Adrenaline is why I’m not scared. Do I go after him for my lights? Cars line up on La Brea. My car blocks the turn lane. I need to get my bike home, but it won’t fit in my car without taking off the front tire. I rummage through my glove compartment, searching for the adjustable wrench I need. It’s not there. I shove the bike in my back seat. The back driver’s side door won’t close all the way. I need to get the hell out of here. I drive back to my apartment with my back door ajar—my mind is all over the place. Two cop cars fly past in the opposite direction with their lights and sirens on.
I pull into the garage area behind my apartment, get my bike out, and bring it upstairs. I come back downstairs and sit on the last step. Can’t sit still. One of these days, my confrontational nature is going to get me killed. I need to call someone and tell them what happened. My phone rings. A (213) area code. I don’t recognize the number. Is it the thief? That’s not possible.
“Los Angeles Police Department, is this Nick?” a female officer asks.
“We have officers at the corner of La Brea and Adams. Where are you?”
“Can you describe the gun?”
“What? I never said anything about a gun.” Did someone report the baseball bat as a gun?
“Ahhh, well, there was a report of a robbery,” the female officer says, unsure.
“Yeah, but there wasn’t any gun.”
“Oh,” she says, conscious of the difference in severity, “Do you want to make a police report?”
“No, I’m good. I got my bike back.”
“Okay, thanks. Have a good night, sir.”

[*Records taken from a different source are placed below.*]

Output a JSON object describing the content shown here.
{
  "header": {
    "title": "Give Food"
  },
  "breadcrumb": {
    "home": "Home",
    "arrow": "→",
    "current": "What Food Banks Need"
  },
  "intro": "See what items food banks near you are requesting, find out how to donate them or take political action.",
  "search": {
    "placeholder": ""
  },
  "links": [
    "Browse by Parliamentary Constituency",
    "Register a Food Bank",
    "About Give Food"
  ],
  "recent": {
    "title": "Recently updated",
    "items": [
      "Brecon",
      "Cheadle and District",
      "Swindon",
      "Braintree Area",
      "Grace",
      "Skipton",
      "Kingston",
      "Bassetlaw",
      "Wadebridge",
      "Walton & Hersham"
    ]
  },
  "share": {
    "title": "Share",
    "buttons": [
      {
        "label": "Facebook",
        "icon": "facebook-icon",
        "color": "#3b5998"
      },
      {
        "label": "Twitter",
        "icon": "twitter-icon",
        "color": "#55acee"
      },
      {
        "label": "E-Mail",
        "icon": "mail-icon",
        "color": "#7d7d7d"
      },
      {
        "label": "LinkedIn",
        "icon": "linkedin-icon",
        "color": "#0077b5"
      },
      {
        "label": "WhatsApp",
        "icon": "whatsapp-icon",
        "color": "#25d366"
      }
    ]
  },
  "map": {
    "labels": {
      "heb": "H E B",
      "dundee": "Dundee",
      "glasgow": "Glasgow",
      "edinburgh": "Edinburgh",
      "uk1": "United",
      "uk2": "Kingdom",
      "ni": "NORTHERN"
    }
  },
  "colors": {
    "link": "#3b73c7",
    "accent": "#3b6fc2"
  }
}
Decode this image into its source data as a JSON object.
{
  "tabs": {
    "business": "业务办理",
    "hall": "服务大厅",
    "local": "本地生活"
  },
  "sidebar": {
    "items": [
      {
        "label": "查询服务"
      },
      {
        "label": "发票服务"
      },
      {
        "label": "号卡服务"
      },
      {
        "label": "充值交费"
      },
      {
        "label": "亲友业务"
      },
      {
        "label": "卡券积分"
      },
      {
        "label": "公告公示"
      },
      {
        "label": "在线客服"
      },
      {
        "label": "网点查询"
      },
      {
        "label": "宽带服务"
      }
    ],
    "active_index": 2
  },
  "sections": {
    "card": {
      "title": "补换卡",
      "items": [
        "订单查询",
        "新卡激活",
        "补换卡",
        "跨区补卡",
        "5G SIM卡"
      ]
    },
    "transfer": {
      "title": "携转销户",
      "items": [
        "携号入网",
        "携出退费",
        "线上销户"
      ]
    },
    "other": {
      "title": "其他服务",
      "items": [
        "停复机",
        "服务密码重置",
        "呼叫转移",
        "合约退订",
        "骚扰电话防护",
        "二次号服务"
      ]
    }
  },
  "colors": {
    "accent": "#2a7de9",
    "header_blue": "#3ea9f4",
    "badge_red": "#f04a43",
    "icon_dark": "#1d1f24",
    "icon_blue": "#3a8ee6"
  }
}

This whole situation could’ve ended much differently. I was in Minnesota this summer when George Floyd got murdered. We all witnessed a worst-case scenario. What if the cops would’ve arrived when I was chasing the guy around my car? I had a weapon. I could’ve got shot. He could’ve got shot. Did I do the right thing? The people at the intersection probably thought I was the one stealing his bike. I can’t believe this got so out of hand. I don’t feel strong. I feel weak. All I want to do is punch the dash of my car till my hand bleeds. The same week I watched Minneapolis burn, the relationship with my fiancée fell apart. My whole life felt like it was on fire. I’m tired of things not working out. I’m tired of being tired.
My stomach creaks. I get in my car and drive back to the Subway. Without my hoodie, I walk in wearing a blue medical mask. My hair is wild from the chaos of the night and the months of pandemic growth. It’s only been an hour since I bolted out of here, but the kid behind the counter doesn’t seem to recognize me.
“How’s your day going?” he asks.
How’s my day going? “It’s not going great, man. I just had my bike stolen.”
“Oh,” he says, oblivious to humanity itself.
Back at my apartment, I eat my tomato basil chicken wrap in my tub full of bubbles. My mom texts: You up? I call her, and I tell the whole story. She can’t believe it. “Son, I’m proud of you for getting your bike back. Most people wouldn’t have even tried.” That’s wild. A million emotions swirl inside of me, but pride is not one of them.
The next day I have a cough. The day after that, I drive to Dodgers Stadium and wait in a two-hour line to take my first COVID test in my car. A few days later, the test comes back positive. I won’t be able to fly home for Christmas. If I’m lucky, this will be the last thing 2020 takes from me.